◆ **Task to complete**: Every line below that has the string "facebook" needs to be copied.
-- Available data follows --
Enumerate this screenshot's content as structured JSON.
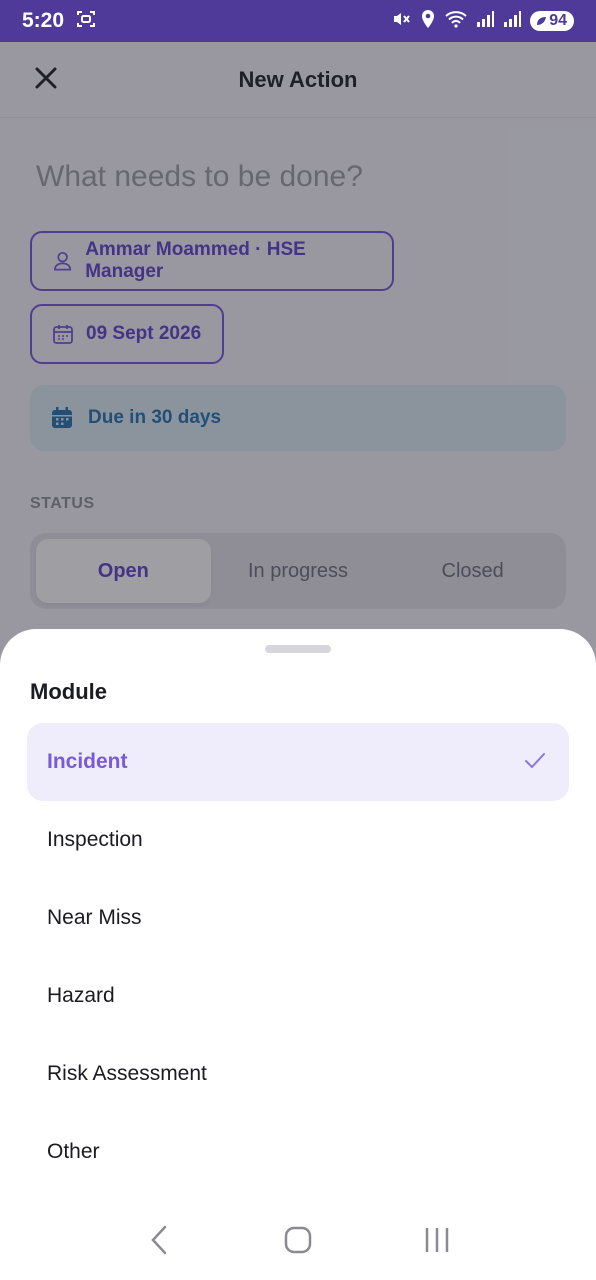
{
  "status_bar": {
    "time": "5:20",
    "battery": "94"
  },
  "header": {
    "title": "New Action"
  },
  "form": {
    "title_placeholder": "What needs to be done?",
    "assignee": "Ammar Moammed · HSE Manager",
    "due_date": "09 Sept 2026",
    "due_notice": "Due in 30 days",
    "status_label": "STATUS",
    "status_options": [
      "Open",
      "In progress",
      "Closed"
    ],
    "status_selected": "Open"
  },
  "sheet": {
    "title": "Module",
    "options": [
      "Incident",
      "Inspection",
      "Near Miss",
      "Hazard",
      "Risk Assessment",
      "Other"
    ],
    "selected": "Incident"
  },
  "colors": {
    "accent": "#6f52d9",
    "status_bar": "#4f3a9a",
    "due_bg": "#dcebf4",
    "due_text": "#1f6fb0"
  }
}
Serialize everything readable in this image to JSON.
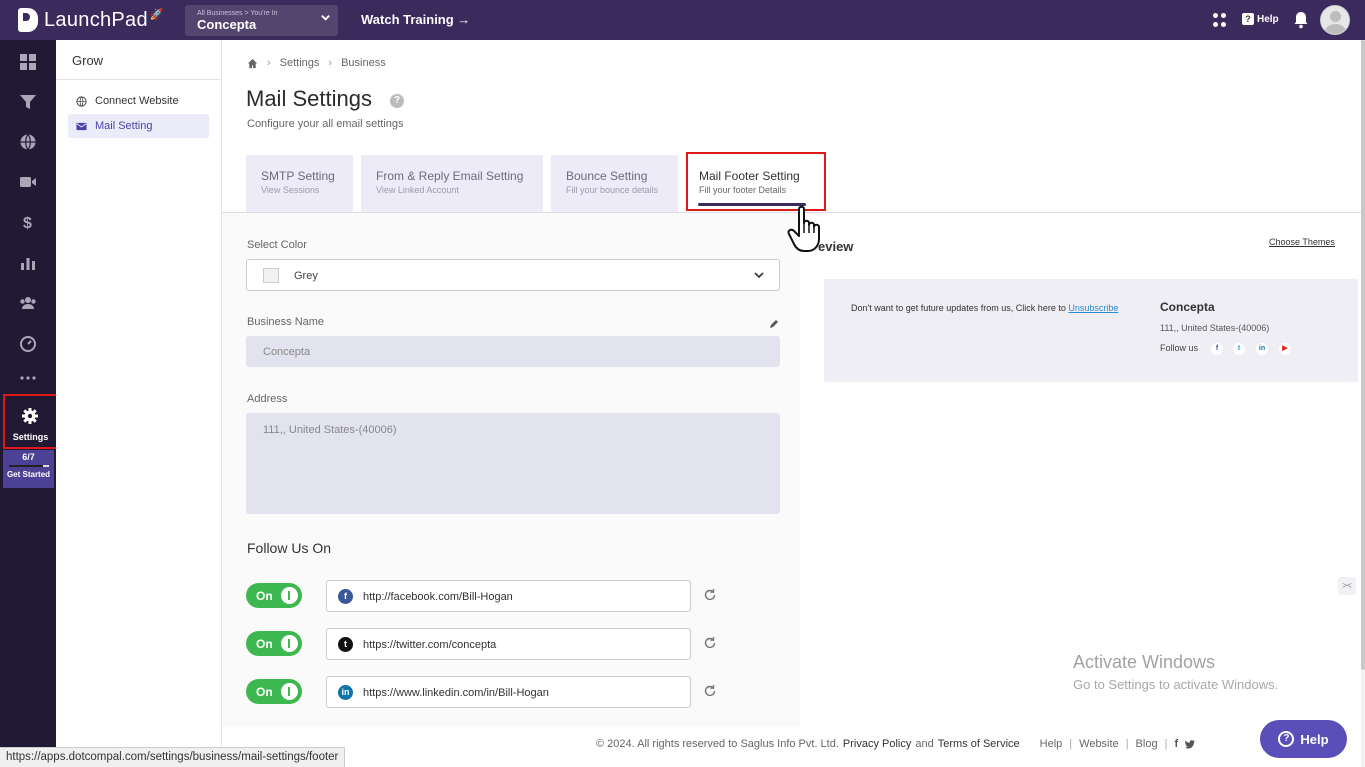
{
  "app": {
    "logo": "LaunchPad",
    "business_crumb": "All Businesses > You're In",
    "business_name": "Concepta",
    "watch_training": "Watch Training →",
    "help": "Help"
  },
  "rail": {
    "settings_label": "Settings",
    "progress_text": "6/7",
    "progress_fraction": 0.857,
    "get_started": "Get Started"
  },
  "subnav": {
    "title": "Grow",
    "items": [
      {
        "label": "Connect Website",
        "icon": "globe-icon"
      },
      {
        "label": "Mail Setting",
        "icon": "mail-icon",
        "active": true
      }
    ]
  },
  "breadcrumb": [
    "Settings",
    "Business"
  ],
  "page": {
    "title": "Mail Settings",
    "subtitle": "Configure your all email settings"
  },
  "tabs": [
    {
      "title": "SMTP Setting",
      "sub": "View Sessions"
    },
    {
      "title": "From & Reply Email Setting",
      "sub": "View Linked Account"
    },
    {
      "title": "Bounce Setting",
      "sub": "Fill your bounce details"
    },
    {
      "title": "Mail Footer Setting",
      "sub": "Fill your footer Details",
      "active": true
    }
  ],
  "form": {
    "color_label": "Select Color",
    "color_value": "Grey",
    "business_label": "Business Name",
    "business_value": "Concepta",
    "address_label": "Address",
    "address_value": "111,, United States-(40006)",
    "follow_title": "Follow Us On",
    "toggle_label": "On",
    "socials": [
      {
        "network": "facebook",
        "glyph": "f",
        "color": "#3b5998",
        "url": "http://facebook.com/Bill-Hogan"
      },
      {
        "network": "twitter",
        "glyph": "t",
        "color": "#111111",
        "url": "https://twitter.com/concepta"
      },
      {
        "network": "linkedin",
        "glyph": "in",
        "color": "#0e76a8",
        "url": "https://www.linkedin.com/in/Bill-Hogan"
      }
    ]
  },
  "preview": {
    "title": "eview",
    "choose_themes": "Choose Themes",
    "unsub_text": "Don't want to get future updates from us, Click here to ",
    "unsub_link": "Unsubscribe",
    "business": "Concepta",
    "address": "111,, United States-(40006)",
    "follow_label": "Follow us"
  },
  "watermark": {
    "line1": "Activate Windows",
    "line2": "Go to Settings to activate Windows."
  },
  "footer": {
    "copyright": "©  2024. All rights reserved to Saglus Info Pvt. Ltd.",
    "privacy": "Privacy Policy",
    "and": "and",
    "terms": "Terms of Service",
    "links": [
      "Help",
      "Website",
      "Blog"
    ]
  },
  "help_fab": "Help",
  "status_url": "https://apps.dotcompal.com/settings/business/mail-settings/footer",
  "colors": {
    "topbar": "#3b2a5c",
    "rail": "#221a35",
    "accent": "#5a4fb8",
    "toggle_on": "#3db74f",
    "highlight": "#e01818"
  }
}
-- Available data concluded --
◆ **The completed task**:
        "network": "facebook",
        "url": "http://facebook.com/Bill-Hogan"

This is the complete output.